    ARLINGTON, Texas — Starting Erasmo Ramirez on Monday after he closed out Sunday's marathon win turned out, despite the Rays' best intentions and rigid insistence, to be a bad idea as he gave up four runs without getting through three innings.

    Erasmo Ramirez, starting a day after closing a 15-inning marathon, struggles against the Rangers and comes out after throwing 43 pitches in 21/3 innings.
  4. Britain investigating missed signals over Manchester bomber


    LONDON — Britain's domestic intelligence agency, MI5, is investigating its response to warnings from the public about the threat posed by Salman Abedi, the suicide bomber who killed 22 people and wounded dozens more in an attack at a crowded Ariana Grande concert in Manchester, England, last week.

    People gather Monday at St. Ann’s Square in Manchester, England, to view tributes to victims of the suicide bombing that killed 22 on May 22 as a concert by Ariana Grande was concluding.
  5. Trump condemns killing of pair who tried to stop racist rant


    The mayor of Portland, Ore., on Monday urged U.S. officials and organizers to cancel a "Trump Free Speech Rally" and other similar events, saying they are inappropriate and could be dangerous after two men were stabbed to death on a train as they tried to help a pair of young women targeted by an anti-Muslim tirade.
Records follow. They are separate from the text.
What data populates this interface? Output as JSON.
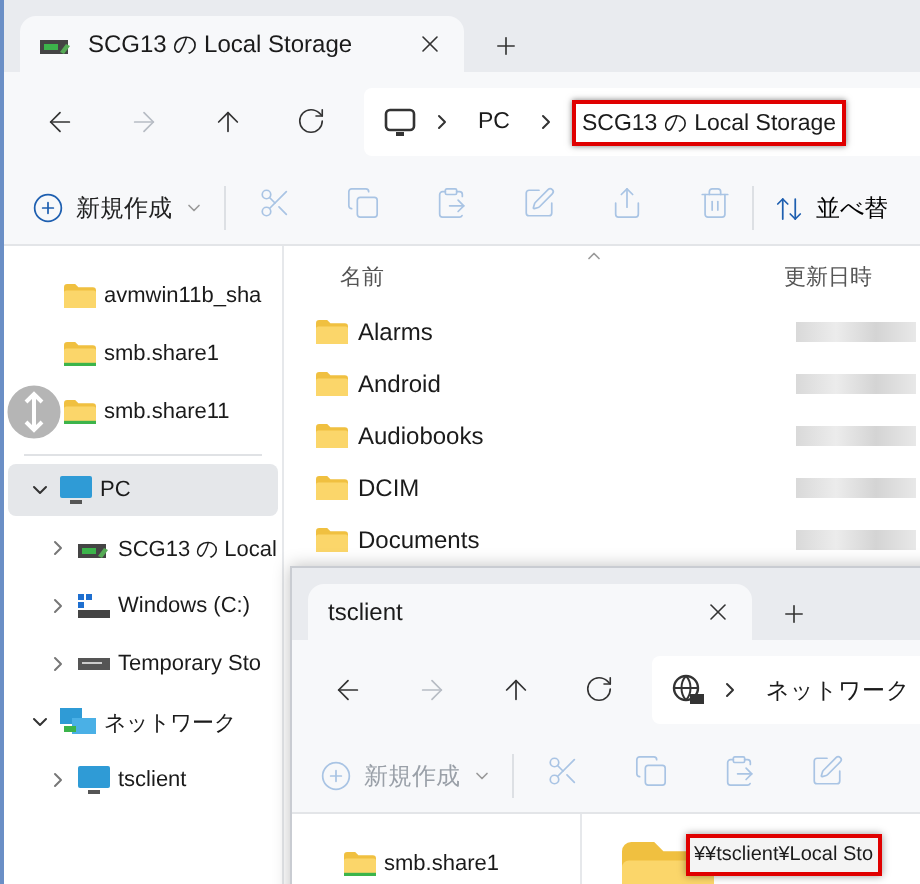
{
  "main_window": {
    "tab": {
      "title": "SCG13 の Local Storage"
    },
    "breadcrumb": [
      {
        "label": "PC",
        "highlighted": false
      },
      {
        "label": "SCG13 の Local Storage",
        "highlighted": true
      }
    ],
    "toolbar": {
      "new_button": {
        "label": "新規作成",
        "disabled": false
      },
      "sort_button": {
        "label": "並べ替"
      }
    },
    "quick_access": [
      {
        "label": "avmwin11b_sha",
        "kind": "folder"
      },
      {
        "label": "smb.share1",
        "kind": "share"
      },
      {
        "label": "smb.share11",
        "kind": "share"
      }
    ],
    "tree": [
      {
        "label": "PC",
        "kind": "pc",
        "expanded": true,
        "selected": true,
        "children": [
          {
            "label": "SCG13 の Local",
            "kind": "phone",
            "expanded": false,
            "selected": false
          },
          {
            "label": "Windows (C:)",
            "kind": "drive",
            "expanded": false,
            "selected": false
          },
          {
            "label": "Temporary Sto",
            "kind": "removable",
            "expanded": false,
            "selected": false
          }
        ]
      },
      {
        "label": "ネットワーク",
        "kind": "network",
        "expanded": true,
        "selected": false,
        "children": [
          {
            "label": "tsclient",
            "kind": "pc",
            "expanded": false,
            "selected": false
          }
        ]
      }
    ],
    "columns": [
      "名前",
      "更新日時"
    ],
    "files": [
      {
        "name": "Alarms"
      },
      {
        "name": "Android"
      },
      {
        "name": "Audiobooks"
      },
      {
        "name": "DCIM"
      },
      {
        "name": "Documents"
      }
    ]
  },
  "second_window": {
    "tab": {
      "title": "tsclient"
    },
    "breadcrumb": [
      {
        "label": "ネットワーク",
        "highlighted": false
      }
    ],
    "toolbar": {
      "new_button": {
        "label": "新規作成",
        "disabled": true
      }
    },
    "sidebar": [
      {
        "label": "smb.share1",
        "kind": "share"
      }
    ],
    "item": {
      "label": "¥¥tsclient¥Local Sto",
      "highlighted": true
    }
  }
}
    Coco Douglas, 8, leaves a handmade sign and rocks she painted at a memorial in Portland, Ore., on Saturday for two bystanders who were stabbed to death Friday while trying to stop a man who was yelling anti-Muslim slurs and acting aggressively toward two young women. From left are Coco's brother, Desmond Douglas; her father, Christopher Douglas; and her stepmother, Angel Sauls. [Associated Press]